* [TRY IT]
Only the total should be returned: the number of lines in the data that hold the string "BINDIR".

[DATA RECORDS]

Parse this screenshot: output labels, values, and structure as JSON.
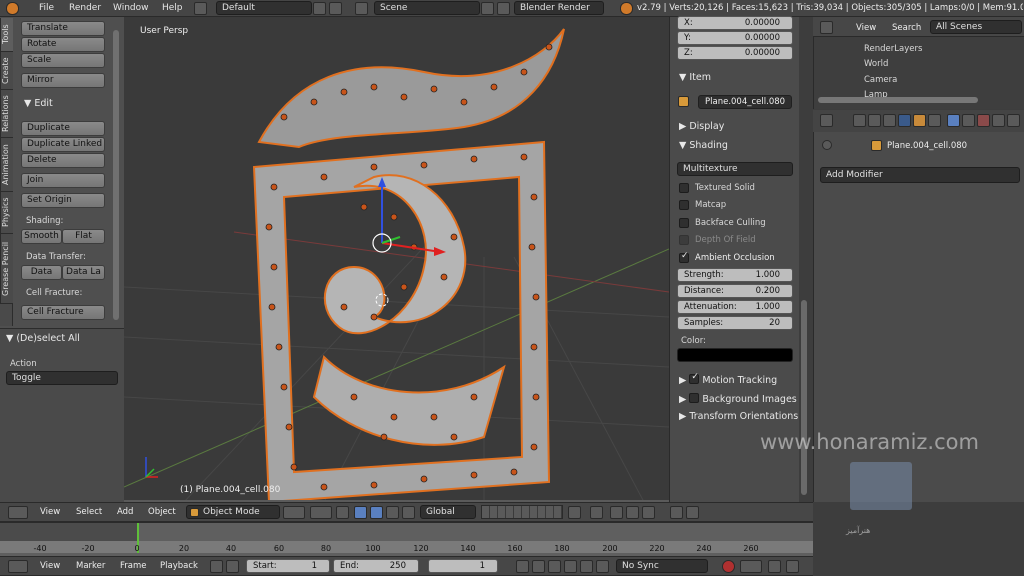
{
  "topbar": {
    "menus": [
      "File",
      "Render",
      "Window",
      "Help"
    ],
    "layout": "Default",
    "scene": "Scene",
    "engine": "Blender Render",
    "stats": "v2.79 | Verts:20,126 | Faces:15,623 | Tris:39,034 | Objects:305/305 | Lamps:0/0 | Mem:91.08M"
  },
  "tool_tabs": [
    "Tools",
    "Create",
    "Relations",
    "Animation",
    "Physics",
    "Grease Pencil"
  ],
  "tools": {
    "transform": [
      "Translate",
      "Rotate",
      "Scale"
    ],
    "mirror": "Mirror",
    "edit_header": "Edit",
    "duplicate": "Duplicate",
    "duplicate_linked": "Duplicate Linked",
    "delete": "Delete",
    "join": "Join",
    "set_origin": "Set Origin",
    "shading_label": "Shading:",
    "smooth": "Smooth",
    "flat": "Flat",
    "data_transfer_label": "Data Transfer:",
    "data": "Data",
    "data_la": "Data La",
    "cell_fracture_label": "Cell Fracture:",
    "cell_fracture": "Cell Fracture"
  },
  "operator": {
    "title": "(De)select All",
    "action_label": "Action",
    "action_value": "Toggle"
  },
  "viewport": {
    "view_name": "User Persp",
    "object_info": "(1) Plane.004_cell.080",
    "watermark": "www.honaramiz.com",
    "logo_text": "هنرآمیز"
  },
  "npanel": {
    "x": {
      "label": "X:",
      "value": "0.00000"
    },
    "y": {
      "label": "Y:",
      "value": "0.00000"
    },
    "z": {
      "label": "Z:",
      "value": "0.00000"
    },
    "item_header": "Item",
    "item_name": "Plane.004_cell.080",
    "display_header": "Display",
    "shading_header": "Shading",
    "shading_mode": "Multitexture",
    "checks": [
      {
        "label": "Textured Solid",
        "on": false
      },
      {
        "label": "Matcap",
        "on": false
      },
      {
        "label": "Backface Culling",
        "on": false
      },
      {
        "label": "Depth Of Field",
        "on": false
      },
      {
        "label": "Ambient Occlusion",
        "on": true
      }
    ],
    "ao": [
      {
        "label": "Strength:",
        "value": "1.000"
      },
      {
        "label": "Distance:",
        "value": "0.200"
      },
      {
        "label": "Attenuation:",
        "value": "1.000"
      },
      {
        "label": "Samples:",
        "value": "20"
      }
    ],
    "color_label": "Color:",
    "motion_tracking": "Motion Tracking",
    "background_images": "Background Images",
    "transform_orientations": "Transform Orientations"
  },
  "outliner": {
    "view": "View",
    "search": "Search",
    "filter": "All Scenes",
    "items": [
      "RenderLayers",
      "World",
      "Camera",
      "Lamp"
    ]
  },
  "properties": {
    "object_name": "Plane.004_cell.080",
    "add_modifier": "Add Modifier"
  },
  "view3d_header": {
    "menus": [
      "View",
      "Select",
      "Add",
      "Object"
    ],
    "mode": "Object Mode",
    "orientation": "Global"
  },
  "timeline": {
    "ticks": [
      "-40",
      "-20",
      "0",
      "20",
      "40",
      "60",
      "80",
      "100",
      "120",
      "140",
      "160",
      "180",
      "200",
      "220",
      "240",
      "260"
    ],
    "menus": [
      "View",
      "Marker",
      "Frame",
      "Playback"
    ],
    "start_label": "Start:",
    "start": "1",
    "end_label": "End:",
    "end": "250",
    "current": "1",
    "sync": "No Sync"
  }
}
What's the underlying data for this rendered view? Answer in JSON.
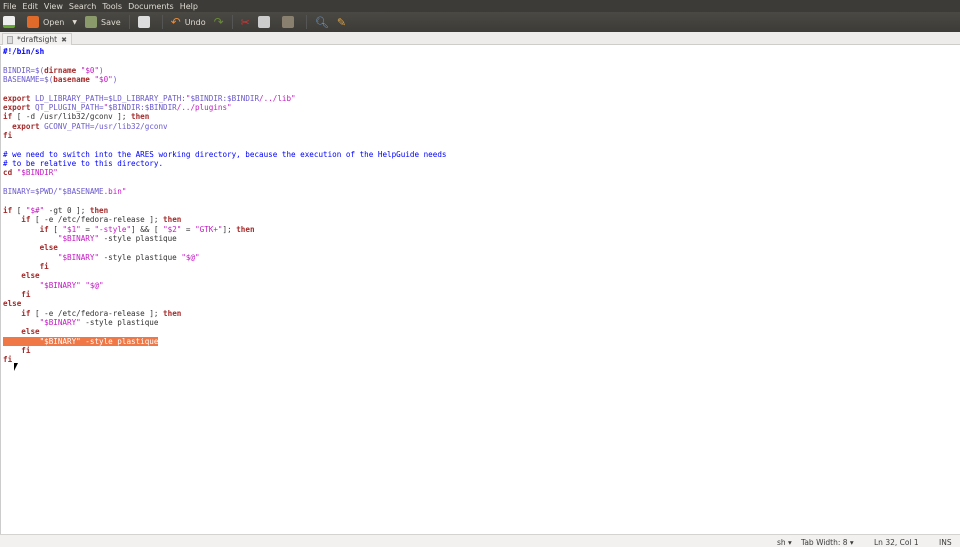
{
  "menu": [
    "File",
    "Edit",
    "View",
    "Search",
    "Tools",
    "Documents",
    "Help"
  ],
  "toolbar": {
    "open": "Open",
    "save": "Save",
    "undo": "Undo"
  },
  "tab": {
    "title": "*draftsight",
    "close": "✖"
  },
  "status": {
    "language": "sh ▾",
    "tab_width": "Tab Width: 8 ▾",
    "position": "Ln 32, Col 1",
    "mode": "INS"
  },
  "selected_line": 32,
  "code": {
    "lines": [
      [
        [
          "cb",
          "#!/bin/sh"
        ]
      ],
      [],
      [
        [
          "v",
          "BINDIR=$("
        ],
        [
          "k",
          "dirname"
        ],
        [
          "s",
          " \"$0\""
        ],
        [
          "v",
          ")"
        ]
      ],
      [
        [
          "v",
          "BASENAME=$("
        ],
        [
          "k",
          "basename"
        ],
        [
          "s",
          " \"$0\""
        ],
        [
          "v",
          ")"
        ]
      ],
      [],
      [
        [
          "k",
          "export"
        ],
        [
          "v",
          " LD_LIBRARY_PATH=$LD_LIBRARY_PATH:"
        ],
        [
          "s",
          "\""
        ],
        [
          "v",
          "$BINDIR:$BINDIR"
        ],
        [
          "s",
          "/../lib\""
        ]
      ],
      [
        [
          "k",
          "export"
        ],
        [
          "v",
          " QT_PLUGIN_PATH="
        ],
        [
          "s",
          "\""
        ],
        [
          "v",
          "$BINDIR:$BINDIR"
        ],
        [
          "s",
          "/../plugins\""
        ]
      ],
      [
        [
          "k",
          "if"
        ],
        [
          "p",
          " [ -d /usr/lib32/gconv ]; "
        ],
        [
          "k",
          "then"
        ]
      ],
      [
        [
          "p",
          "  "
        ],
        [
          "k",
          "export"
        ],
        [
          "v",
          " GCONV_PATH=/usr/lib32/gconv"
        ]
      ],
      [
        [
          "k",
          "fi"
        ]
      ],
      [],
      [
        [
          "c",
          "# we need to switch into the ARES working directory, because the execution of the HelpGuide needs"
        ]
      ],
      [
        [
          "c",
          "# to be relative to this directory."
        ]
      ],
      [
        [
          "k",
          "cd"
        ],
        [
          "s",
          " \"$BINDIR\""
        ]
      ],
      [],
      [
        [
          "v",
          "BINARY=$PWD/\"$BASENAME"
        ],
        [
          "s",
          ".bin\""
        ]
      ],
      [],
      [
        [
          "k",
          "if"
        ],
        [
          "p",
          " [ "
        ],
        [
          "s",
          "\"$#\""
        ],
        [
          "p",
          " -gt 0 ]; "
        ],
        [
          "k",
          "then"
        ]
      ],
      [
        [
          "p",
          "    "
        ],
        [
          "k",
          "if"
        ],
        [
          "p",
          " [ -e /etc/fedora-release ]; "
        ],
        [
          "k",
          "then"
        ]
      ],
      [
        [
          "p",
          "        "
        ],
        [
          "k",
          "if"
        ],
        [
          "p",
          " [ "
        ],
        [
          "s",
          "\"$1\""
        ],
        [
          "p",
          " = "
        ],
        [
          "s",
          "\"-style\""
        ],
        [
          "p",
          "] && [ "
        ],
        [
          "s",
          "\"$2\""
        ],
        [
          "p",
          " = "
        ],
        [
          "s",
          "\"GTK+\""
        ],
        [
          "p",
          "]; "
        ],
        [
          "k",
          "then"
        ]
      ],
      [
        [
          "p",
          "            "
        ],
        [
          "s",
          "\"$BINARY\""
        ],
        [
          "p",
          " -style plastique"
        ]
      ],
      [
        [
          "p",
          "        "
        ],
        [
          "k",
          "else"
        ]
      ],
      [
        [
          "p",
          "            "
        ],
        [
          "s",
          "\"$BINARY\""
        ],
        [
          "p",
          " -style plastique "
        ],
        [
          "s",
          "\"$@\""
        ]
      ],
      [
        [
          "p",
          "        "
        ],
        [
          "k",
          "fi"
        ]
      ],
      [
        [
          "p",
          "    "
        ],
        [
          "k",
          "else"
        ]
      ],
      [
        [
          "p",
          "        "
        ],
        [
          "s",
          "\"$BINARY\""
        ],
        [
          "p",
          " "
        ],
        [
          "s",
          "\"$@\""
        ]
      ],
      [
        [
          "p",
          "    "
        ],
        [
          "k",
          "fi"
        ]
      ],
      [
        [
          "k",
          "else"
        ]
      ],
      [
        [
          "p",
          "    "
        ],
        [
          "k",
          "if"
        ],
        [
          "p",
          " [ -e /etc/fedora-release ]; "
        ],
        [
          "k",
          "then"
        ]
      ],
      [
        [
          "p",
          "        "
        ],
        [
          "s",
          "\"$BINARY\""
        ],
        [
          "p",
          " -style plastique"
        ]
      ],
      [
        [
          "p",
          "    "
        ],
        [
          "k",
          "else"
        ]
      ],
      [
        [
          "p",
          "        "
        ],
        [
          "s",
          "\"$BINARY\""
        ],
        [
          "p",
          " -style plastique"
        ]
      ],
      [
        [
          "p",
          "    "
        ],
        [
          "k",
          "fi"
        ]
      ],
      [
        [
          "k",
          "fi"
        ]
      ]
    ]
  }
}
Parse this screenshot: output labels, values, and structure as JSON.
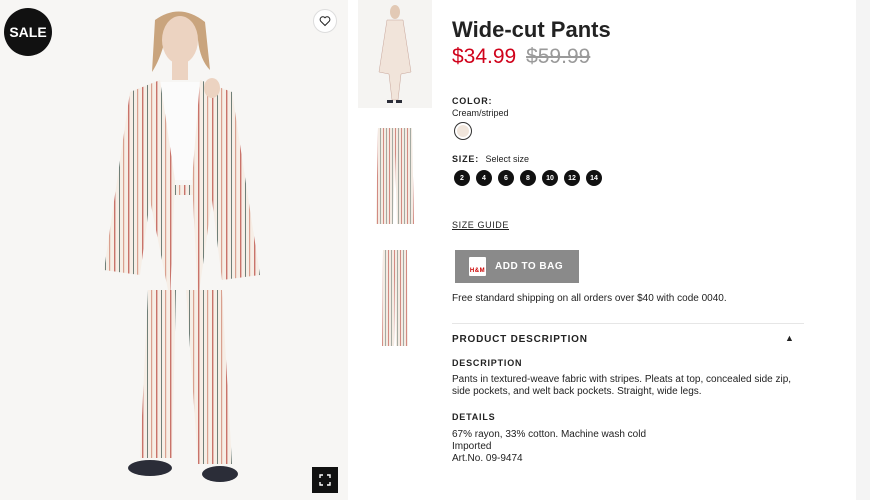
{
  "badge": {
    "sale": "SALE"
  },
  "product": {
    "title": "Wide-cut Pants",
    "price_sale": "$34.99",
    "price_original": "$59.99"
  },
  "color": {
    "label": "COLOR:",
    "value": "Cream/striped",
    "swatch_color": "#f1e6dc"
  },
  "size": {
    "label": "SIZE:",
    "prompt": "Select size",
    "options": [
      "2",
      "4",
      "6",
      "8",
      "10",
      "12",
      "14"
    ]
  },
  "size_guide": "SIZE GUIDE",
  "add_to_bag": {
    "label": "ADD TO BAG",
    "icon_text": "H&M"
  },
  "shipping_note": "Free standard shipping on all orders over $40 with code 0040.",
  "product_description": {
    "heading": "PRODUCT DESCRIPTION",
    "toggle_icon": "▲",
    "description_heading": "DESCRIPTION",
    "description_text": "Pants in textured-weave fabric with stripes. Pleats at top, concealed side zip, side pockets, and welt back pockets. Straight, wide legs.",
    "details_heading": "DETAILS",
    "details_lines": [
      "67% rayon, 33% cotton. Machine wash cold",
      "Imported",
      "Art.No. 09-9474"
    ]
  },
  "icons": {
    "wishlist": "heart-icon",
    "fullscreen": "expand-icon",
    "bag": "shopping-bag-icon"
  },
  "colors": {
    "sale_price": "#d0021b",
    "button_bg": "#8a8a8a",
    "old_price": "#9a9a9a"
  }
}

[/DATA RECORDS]

* [REPLY TO THE EXERCISE]
4